Carpenter says, "Not knowing who did it. Just going out and looking around and basically accusing every male."

It wasn't until her killer, Robert Atkins, violated his parole for something totally unrelated, and found himself back in prison, that the investigation took a turn. Georgia law changed since Atkins was last in prison. Now, the state was able to collect his DNA for the database, and there was a match. He was convicted for Jessica's murder, and he's now serving a life sentence.

"With those two years not knowing, it hanging over your head, it was a big closure for me," Carpenter says. That's why she thinks expanding the DNA database is so important.

"If it wasn't for DNA we'd still be looking. 14 years with no closure," she said.

Senate Bill 135 would change the word 'convicted' from the DNA testing bill already on the books, and replace it with 'arrested.'

Since 1988, the DNA database in Georgia has helped solve 3,867 crimes in Georgia, and 1,487 others across the country.

The ACLU argues it would violate civil liberties, saying:

"In spite of the U.S. Supreme Court's recent decision in Maryland v. King, which found a similar law to be constitutional on the federal level, we believe SB 135 would be found unconstitutional in Georgia because our state constitution offers greater privacy protections than the U.S. Constitution.
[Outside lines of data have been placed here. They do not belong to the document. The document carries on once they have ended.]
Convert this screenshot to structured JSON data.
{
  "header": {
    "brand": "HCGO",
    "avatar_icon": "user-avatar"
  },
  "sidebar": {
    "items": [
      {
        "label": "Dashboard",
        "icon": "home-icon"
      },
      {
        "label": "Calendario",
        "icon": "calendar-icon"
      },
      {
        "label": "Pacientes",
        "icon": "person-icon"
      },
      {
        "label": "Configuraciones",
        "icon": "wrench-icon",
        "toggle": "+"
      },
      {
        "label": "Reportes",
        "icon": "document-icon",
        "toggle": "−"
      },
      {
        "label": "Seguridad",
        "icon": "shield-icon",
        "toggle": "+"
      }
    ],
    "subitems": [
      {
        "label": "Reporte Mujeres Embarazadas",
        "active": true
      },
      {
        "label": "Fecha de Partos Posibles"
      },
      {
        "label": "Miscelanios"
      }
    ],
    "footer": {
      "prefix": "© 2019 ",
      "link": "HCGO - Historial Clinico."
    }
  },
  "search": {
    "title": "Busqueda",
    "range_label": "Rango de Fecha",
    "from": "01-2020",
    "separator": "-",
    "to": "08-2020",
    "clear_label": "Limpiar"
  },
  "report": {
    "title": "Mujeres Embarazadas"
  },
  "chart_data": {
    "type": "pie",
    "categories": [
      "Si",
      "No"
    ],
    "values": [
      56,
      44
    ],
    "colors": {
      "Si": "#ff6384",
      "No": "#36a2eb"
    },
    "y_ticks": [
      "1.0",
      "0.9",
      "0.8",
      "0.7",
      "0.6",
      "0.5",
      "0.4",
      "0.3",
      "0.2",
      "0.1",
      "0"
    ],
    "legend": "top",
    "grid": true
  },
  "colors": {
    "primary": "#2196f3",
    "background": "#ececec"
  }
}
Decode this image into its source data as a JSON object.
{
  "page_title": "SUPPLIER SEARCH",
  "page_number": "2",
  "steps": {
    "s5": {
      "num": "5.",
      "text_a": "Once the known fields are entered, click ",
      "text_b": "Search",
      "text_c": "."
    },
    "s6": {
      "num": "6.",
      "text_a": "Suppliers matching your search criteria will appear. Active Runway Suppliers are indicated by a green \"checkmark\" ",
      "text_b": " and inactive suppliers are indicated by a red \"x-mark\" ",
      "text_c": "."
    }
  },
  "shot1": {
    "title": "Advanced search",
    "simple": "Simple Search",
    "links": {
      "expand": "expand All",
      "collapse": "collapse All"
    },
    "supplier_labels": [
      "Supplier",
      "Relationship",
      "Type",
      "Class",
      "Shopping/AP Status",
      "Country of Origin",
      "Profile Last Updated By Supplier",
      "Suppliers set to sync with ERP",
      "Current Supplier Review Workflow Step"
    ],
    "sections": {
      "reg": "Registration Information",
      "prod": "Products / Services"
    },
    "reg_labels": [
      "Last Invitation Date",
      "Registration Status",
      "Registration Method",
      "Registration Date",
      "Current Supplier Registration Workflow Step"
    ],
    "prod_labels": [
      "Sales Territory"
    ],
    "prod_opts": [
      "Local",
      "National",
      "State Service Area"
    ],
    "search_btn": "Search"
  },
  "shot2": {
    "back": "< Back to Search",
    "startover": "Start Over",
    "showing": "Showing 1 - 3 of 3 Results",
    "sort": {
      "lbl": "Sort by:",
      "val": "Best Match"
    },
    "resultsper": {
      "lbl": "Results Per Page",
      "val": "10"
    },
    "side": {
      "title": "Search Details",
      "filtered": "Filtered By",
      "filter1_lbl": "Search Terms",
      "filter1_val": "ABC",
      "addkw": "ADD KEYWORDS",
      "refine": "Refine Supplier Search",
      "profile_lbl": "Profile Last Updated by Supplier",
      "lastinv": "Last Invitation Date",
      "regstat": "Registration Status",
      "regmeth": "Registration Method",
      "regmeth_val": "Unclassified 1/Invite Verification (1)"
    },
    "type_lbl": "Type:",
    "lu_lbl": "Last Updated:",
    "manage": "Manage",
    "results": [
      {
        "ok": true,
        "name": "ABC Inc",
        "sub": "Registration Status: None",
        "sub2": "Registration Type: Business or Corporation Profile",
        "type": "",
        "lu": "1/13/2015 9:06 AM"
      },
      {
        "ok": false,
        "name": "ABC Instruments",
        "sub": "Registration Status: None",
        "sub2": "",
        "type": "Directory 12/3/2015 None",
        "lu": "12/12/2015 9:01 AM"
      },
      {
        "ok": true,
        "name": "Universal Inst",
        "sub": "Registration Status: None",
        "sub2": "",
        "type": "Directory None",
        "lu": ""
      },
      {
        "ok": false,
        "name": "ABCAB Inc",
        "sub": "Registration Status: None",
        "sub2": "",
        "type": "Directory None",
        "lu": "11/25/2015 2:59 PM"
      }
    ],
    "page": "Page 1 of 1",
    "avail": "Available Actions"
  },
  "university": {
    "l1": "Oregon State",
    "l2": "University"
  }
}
"DNA testing of arrestees has little to do with the criminal investigation relating to the arrest. Rather, it is meant to assist law enforcement with investigating unsolved crimes. While that is certainly an important government interest, courts have long found that searches related to criminal investigations require individualized suspicion. While the U.S. Supreme Court inexplicably decided to eliminate that critical safeguard on the federal level, we remain confident that Georgia courts will continue to require individualized suspicion to protect the privacy rights of those criminal suspects who remain innocent until proven guilty."